The Clark County School District faces a federal lawsuit over allegations that it exposed children to a predatory teacher after neglecting to warn parents about his history of suspected student sex abuse.
The allegations date back to 2008, when North Las Vegas police arrested music instructor Jeremiah Mazo on charges of molesting students at Simmons Elementary School. A Municipal Court judge eventually dismissed and sealed his case, blocking any public review of details from the proceedings.
Without a conviction, the district claimed it lacked sufficient grounds to dismiss Mazo and returned him to the classroom.
Fast forward to April 2015, when North Las Vegas police again arrested Mazo on charges of inappropriately touching his students.
The 54-year-old faced 32 separate counts of child molestation but avoided a trial by pleading guilty to three lesser felony counts of attempted lewdness with a child. In December, a Clark County District judge sentenced him to serve up to 60 years in prison.
Now, Mazo joins the district as a co-defendant in a civil lawsuit filed last week in U.S. District Court in Las Vegas.
“School officials undoubtedly knew that Mazo had or potentially had proclivities to abuse children,” said attorney Robert Eglet.
He represents the parents of two students who Mazo taught and is alleged to have molested during his most recent job at Hayden Elementary School.
“The school district didn’t necessarily have to fire him but at a minimum move him to a position where he had no access to children or at least by himself,” Eglet added. “Over and over again, this teacher had students stay after class, during recess … and yet they knew nothing about it? That’s just unbelievable and tantamount to doing nothing at all to protect these children.”
The district did not respond to requests for comment, but as of Tuesday, court records indicate it had not been served with the lawsuit.
The complaint, which lists the parents as plaintiffs, accuses Mazo of molesting their daughters after dismissing other students from his music class. The repeated incidents caused the girls to lose sleep at night, object to attending school or act out at home, according to the lawsuit.
One of the girls “was afraid to go to school because she thought other students would blame her for having Mazo arrested,” reads the lawsuit.
Eglet’s law firm typically handles personal injury and defective product cases, according to its website. But Eglet said he also had handled other sexual assault cases involving doctors, therapists and chiropractors.
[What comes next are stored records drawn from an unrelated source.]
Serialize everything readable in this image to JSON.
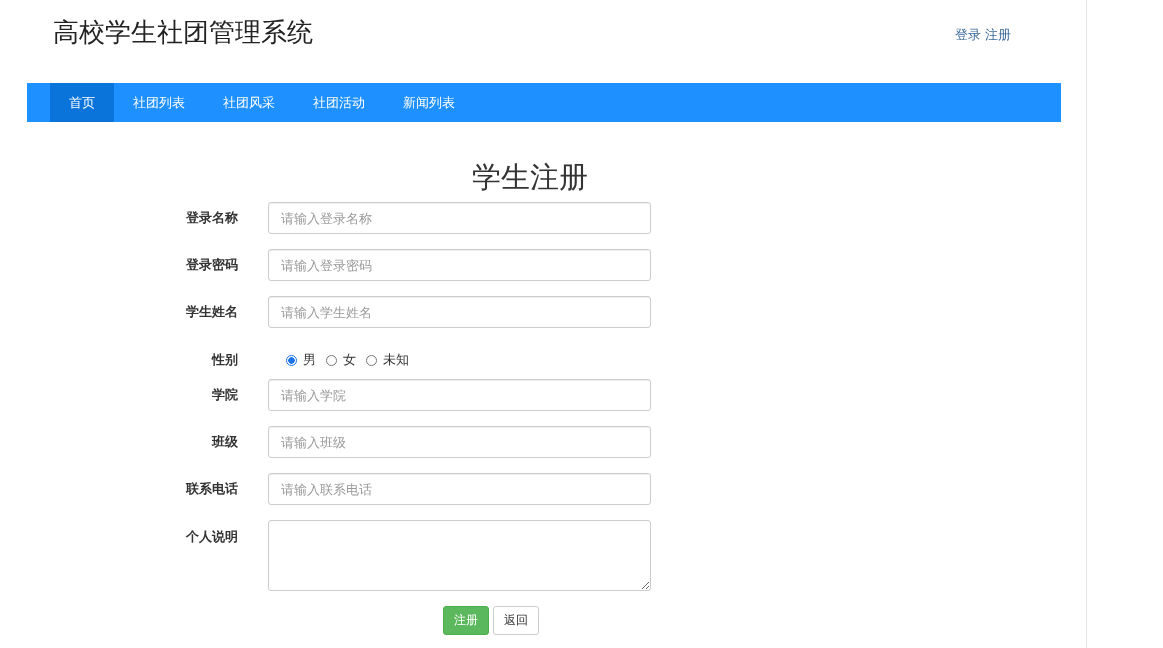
{
  "header": {
    "title": "高校学生社团管理系统",
    "links": [
      "登录",
      "注册"
    ]
  },
  "nav": [
    {
      "label": "首页",
      "selected": true
    },
    {
      "label": "社团列表",
      "selected": false
    },
    {
      "label": "社团风采",
      "selected": false
    },
    {
      "label": "社团活动",
      "selected": false
    },
    {
      "label": "新闻列表",
      "selected": false
    }
  ],
  "form": {
    "title": "学生注册",
    "fields": [
      {
        "kind": "input",
        "label": "登录名称",
        "placeholder": "请输入登录名称"
      },
      {
        "kind": "input",
        "label": "登录密码",
        "placeholder": "请输入登录密码"
      },
      {
        "kind": "input",
        "label": "学生姓名",
        "placeholder": "请输入学生姓名"
      },
      {
        "kind": "radio",
        "label": "性别",
        "options": [
          {
            "label": "男",
            "selected": true
          },
          {
            "label": "女",
            "selected": false
          },
          {
            "label": "未知",
            "selected": false
          }
        ]
      },
      {
        "kind": "input",
        "label": "学院",
        "placeholder": "请输入学院"
      },
      {
        "kind": "input",
        "label": "班级",
        "placeholder": "请输入班级"
      },
      {
        "kind": "input",
        "label": "联系电话",
        "placeholder": "请输入联系电话"
      },
      {
        "kind": "textarea",
        "label": "个人说明"
      }
    ],
    "buttons": [
      {
        "kind": "primary",
        "label": "注册"
      },
      {
        "kind": "default",
        "label": "返回"
      }
    ]
  }
}
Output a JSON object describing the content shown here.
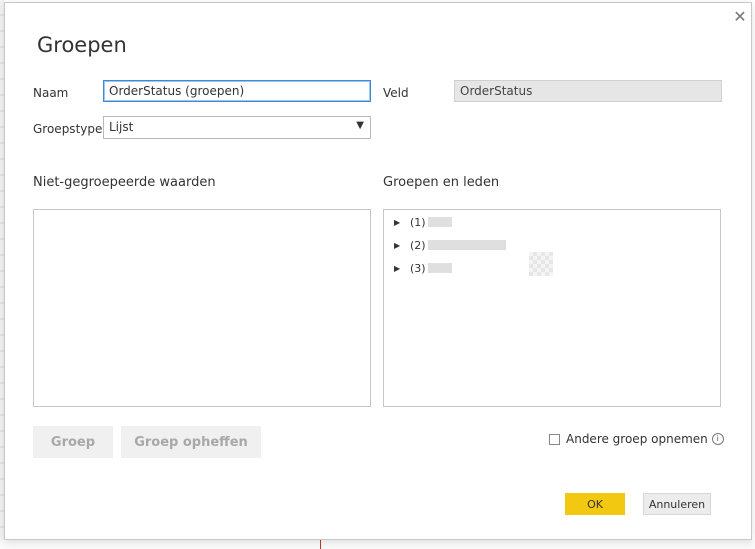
{
  "dialog": {
    "title": "Groepen",
    "close_icon": "close-icon"
  },
  "form": {
    "name_label": "Naam",
    "name_value": "OrderStatus (groepen)",
    "field_label": "Veld",
    "field_value": "OrderStatus",
    "grouptype_label": "Groepstype",
    "grouptype_value": "Lijst"
  },
  "ungrouped": {
    "heading": "Niet-gegroepeerde waarden",
    "items": []
  },
  "groups": {
    "heading": "Groepen en leden",
    "items": [
      {
        "label": "(1)"
      },
      {
        "label": "(2)"
      },
      {
        "label": "(3)"
      }
    ]
  },
  "actions": {
    "group_label": "Groep",
    "ungroup_label": "Groep opheffen",
    "include_other_label": "Andere groep opnemen",
    "info_icon": "info-icon",
    "ok_label": "OK",
    "cancel_label": "Annuleren"
  },
  "colors": {
    "accent": "#f2c811",
    "focus_border": "#3e89d6"
  }
}
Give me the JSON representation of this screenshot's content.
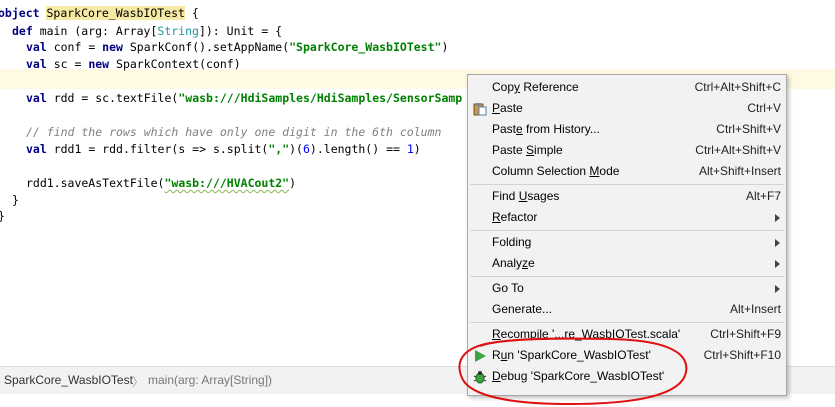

“We believe there’s in excess of 30 victims, at least, probably more,” he said of the Mazo case.
“Inevitably, after the first client comes in and the case becomes public, then a lot of other victims come out of the woodwork,” Eglet said. “It’s kind of like the Bill Cosby phenomenon.”
The lawsuit specifically targets Mazo on claims of sexual assault, negligence, intentional infliction of emotional distress and more.
It also accuses the district of negligent employment practices, failure to warn parents about Mazo and violations of federal law, known as Title IX, that prohibit schools from discriminating on the basis of sex.
Nan Stein, a senior research scientist at the Wellesley Centers for Women, has studied sexual harassment in schools for three decades and said suing on the basis of Title IX made sense.
“They’re smart to do it,” said Stein. “A lot of parents don’t realize they can. They think it only applies to athletics.”
Stein noted that the U.S. Supreme Court has ruled that sexual harassment is a violation of Title IX.
However, she wondered what type of warning parents should reasonably expect for a teacher accused, but never convicted, of a crime, as Mazo was in 2008.
“If you’re not found guilty, or if the charges are dismissed, that’s like putting the scarlet letter on a suspected sex offender,” Stein said. “That’s just unusual.”
Contact Neal Morton at firstname.lastname@example.org or 702-383-0279. Find him on Twitter: @nealtmorton